Mama had these ornate bowls, she’d made them herself before she met dad. Each had a life all its own, molded with her young hands and adorned with orange dots, red tear drops, and blue lines. Her bowls had quiet personalities, hidden details only caught by those using them as often as I did back then. There were cracks, young embedded fingerprints in the clay, an odd shape to one of them—but they were always painted the same colors: orange, red, and blue.
Dad hated them. When we moved out, mama carefully placed them in a box and nestled it in the back of the station wagon, a few inches of space separating her bowls from the rest of the artifacts we’d taken with us.
“Has anybody seen my bowls? It was marked for the kitchen.” Mama’s eyes spilled panic while the rest of her face remained calm.

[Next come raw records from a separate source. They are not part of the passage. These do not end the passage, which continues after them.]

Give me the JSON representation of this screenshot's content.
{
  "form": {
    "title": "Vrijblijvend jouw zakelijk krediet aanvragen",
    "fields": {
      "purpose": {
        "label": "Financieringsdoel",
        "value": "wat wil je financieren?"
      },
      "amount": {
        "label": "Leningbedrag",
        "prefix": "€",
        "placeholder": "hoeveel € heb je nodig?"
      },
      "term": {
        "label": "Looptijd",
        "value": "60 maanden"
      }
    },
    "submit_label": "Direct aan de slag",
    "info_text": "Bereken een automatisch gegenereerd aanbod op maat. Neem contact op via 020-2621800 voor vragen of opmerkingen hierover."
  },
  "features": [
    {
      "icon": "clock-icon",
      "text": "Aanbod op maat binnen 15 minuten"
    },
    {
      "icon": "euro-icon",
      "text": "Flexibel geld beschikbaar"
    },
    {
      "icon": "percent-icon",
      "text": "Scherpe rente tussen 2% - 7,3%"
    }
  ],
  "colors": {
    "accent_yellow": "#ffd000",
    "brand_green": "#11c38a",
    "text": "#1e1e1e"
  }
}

“You sure you took them from the car?” Dad was robotic, he moved from box to cabinet, box to table, box to floor.
“I thought you took them inside?”

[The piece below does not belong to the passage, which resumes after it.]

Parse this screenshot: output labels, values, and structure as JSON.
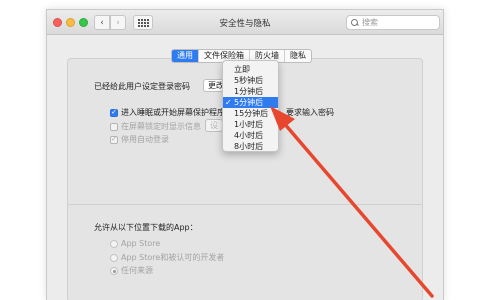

“Jacob, go check the car?”
I’d never been handed car keys before. Their weight in my hands meant power, and when they jingled against each other I envisioned dad plucking them from the ignition, or patting his pants to find his thought. I ran my thumb over their teeth, felt cool copper, and imagined myself in the driver’s seat. But only for a moment. Mama was nervous, I could tell, and the car keys were how I could bring her relief.
We’d moved on one of the coldest days in February and I had to shovel ice and snow from our new walkway before we could bring in the boxes. A quiet street, at least that day. A Sunday. Snow-covered cars slept in driveways, and with the exception of two or three other houses, ours was the only one shoveled. For a young entrepreneur that only meant a means to make easy money, which I would go on to do the following winter. Without a person in sight, my young mind assumed everybody was either too old to come outside to play in the snow, or somewhere in my uncharted lands whizzing down hills in sleds.
Mama liked the car warm and dad bared it for her though he preferred the temperature, in his own words, as “more comfortable.” Her cocoon blanketed me when I lifted the trunk door, and I spotted her box, the only one left, wedged between the spare tire and side panel. The sides were closed in on each other, badly damaged, like it’d been left outside in the storm before somebody decided to take it in.
As soon as I pried it from behind the tire, I could tell most of mama’s bowls were broken inside. The box jingled, but instead of freedom, I felt an unbearable sadness. For a moment, I envisioned myself in there with them, or that I’d been placed in there by coming outside to retrieve them. The unfolded box brought my fear to life: not a single bowl remained. Red tear drops slid from one end to the other. Orange dots meandered, longing for blue lines to bind them. All fractured and broken, they could no longer be translated. Mama would be devastated. The rest of her face would remember how to smile, but her eyes would lilt in the memory of accomplishments and defeat.
I glanced towards the bay window, watched mom and dad continue to motion from box to couch, box to table, box to bedroom. I’d only been outside a few moments, but theirs inside were much different. We shared two separate worlds, connected by a box that now represented two things. If, somehow, I could prevent the two from meeting. If I could find the kids sledding down hills and forget this moment, erase it entirely, and replace it with joy. For mama. If only her bowls were safe, she’d rub a finger over one, captivated by the memory she’d molded into each, and place them into the hutch for future guests to pour over.
With the trunk closed, winter’s grip took hold over mama’s lingering warmth, and I only had a short walk up the shoveled walkway until an even colder reality was to set in.
I slowed my pace. I wondered how she’d take the news. I wondered how dad would react. I wondered how this even happened. It was tucked so snug against the tire, so safe. How could mama’s bowls be the only victim in our move?
Without thought I kicked snow over part of the walkway. I let myself go and hurled the box towards the front steps, enough for mama and dad to hear the commotion and come outside. Mama was first outside, frenzied by the crash and clang and me, face-down on the path in pretend-pain.
“Are you okay? What happened?” She rushed to me, the box on its side near the steps.
“I missed a spot, there was ice and I slipped!” I managed to rip my jeans during the fall and bled from my knee.
“Oh Jacob. Come inside. Let’s clean up that cut.” Propped up with one arm, we slowed at the box, and I watched mama’s eyes dart towards it in quiet calamity. She gripped my coat tight and pulled me closer towards her. She hurt.
Dad stood in the doorway taking in the scene. As we rushed passed him he hesitated to look at mama, but tossed me a curious glance.
“Where are my keys?”
The jingle left my hand and, in his, were muffled to silence. He walked outside, picked up the mangled and wet box, and brought it inside. When my act subsided, mama looked inside, sighed, and closed it up tight. She picked up the box and placed it with bags of garbage near the front door.